[INSTRUCTIONS FOR THE TASK]
Repeat every line of the following material exactly.

[DATA EXCERPTS Boundary: Start]

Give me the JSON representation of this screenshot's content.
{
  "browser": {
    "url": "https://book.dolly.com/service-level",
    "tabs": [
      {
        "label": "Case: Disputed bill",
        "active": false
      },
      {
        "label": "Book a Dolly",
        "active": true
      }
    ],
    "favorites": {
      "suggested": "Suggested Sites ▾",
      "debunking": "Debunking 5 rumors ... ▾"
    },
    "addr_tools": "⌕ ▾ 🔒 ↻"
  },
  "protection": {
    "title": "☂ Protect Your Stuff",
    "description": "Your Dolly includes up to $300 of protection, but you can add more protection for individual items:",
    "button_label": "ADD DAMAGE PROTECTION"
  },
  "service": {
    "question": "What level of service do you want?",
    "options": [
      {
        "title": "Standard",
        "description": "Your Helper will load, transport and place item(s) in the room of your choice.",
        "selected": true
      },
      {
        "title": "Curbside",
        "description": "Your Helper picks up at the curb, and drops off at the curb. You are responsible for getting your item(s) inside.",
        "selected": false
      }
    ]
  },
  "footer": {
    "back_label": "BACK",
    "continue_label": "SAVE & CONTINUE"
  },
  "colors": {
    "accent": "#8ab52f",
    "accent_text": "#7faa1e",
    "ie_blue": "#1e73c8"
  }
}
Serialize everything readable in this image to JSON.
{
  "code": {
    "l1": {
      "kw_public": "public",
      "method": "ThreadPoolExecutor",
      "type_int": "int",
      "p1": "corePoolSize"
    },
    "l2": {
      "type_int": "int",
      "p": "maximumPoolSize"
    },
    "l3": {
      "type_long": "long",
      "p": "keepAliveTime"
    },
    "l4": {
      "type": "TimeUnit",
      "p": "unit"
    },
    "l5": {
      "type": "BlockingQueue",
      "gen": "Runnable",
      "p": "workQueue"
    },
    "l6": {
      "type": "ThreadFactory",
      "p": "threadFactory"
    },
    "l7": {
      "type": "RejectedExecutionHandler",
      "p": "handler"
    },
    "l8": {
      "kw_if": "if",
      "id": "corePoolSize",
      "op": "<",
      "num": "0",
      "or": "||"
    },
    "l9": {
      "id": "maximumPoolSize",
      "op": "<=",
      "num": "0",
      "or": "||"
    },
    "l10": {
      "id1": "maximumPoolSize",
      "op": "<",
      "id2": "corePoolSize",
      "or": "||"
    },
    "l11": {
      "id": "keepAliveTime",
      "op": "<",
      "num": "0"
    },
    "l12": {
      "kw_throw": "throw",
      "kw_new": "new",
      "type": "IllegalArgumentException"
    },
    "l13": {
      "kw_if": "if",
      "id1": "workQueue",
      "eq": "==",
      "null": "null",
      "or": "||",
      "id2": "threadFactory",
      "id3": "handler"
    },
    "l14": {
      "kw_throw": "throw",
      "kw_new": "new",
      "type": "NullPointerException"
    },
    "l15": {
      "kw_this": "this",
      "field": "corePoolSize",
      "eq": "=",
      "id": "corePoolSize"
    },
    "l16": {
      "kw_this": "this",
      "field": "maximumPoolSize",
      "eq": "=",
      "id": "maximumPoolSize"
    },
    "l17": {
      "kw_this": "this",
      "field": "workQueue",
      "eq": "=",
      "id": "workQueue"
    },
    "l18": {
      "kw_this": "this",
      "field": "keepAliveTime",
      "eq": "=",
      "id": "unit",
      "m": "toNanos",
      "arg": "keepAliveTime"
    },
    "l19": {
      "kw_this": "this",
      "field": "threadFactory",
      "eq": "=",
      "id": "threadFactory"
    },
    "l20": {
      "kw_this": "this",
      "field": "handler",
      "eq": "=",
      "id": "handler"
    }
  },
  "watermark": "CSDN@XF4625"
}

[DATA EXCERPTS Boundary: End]

[ANSWER BELOW]
Give me the JSON representation of this screenshot's content.
{
  "browser": {
    "url": "https://book.dolly.com/service-level",
    "tabs": [
      {
        "label": "Case: Disputed bill",
        "active": false
      },
      {
        "label": "Book a Dolly",
        "active": true
      }
    ],
    "favorites": {
      "suggested": "Suggested Sites ▾",
      "debunking": "Debunking 5 rumors ... ▾"
    },
    "addr_tools": "⌕ ▾ 🔒 ↻"
  },
  "protection": {
    "title": "☂ Protect Your Stuff",
    "description": "Your Dolly includes up to $300 of protection, but you can add more protection for individual items:",
    "button_label": "ADD DAMAGE PROTECTION"
  },
  "service": {
    "question": "What level of service do you want?",
    "options": [
      {
        "title": "Standard",
        "description": "Your Helper will load, transport and place item(s) in the room of your choice.",
        "selected": true
      },
      {
        "title": "Curbside",
        "description": "Your Helper picks up at the curb, and drops off at the curb. You are responsible for getting your item(s) inside.",
        "selected": false
      }
    ]
  },
  "footer": {
    "back_label": "BACK",
    "continue_label": "SAVE & CONTINUE"
  },
  "colors": {
    "accent": "#8ab52f",
    "accent_text": "#7faa1e",
    "ie_blue": "#1e73c8"
  }
}
Serialize everything readable in this image to JSON.
{
  "code": {
    "l1": {
      "kw_public": "public",
      "method": "ThreadPoolExecutor",
      "type_int": "int",
      "p1": "corePoolSize"
    },
    "l2": {
      "type_int": "int",
      "p": "maximumPoolSize"
    },
    "l3": {
      "type_long": "long",
      "p": "keepAliveTime"
    },
    "l4": {
      "type": "TimeUnit",
      "p": "unit"
    },
    "l5": {
      "type": "BlockingQueue",
      "gen": "Runnable",
      "p": "workQueue"
    },
    "l6": {
      "type": "ThreadFactory",
      "p": "threadFactory"
    },
    "l7": {
      "type": "RejectedExecutionHandler",
      "p": "handler"
    },
    "l8": {
      "kw_if": "if",
      "id": "corePoolSize",
      "op": "<",
      "num": "0",
      "or": "||"
    },
    "l9": {
      "id": "maximumPoolSize",
      "op": "<=",
      "num": "0",
      "or": "||"
    },
    "l10": {
      "id1": "maximumPoolSize",
      "op": "<",
      "id2": "corePoolSize",
      "or": "||"
    },
    "l11": {
      "id": "keepAliveTime",
      "op": "<",
      "num": "0"
    },
    "l12": {
      "kw_throw": "throw",
      "kw_new": "new",
      "type": "IllegalArgumentException"
    },
    "l13": {
      "kw_if": "if",
      "id1": "workQueue",
      "eq": "==",
      "null": "null",
      "or": "||",
      "id2": "threadFactory",
      "id3": "handler"
    },
    "l14": {
      "kw_throw": "throw",
      "kw_new": "new",
      "type": "NullPointerException"
    },
    "l15": {
      "kw_this": "this",
      "field": "corePoolSize",
      "eq": "=",
      "id": "corePoolSize"
    },
    "l16": {
      "kw_this": "this",
      "field": "maximumPoolSize",
      "eq": "=",
      "id": "maximumPoolSize"
    },
    "l17": {
      "kw_this": "this",
      "field": "workQueue",
      "eq": "=",
      "id": "workQueue"
    },
    "l18": {
      "kw_this": "this",
      "field": "keepAliveTime",
      "eq": "=",
      "id": "unit",
      "m": "toNanos",
      "arg": "keepAliveTime"
    },
    "l19": {
      "kw_this": "this",
      "field": "threadFactory",
      "eq": "=",
      "id": "threadFactory"
    },
    "l20": {
      "kw_this": "this",
      "field": "handler",
      "eq": "=",
      "id": "handler"
    }
  },
  "watermark": "CSDN@XF4625"
}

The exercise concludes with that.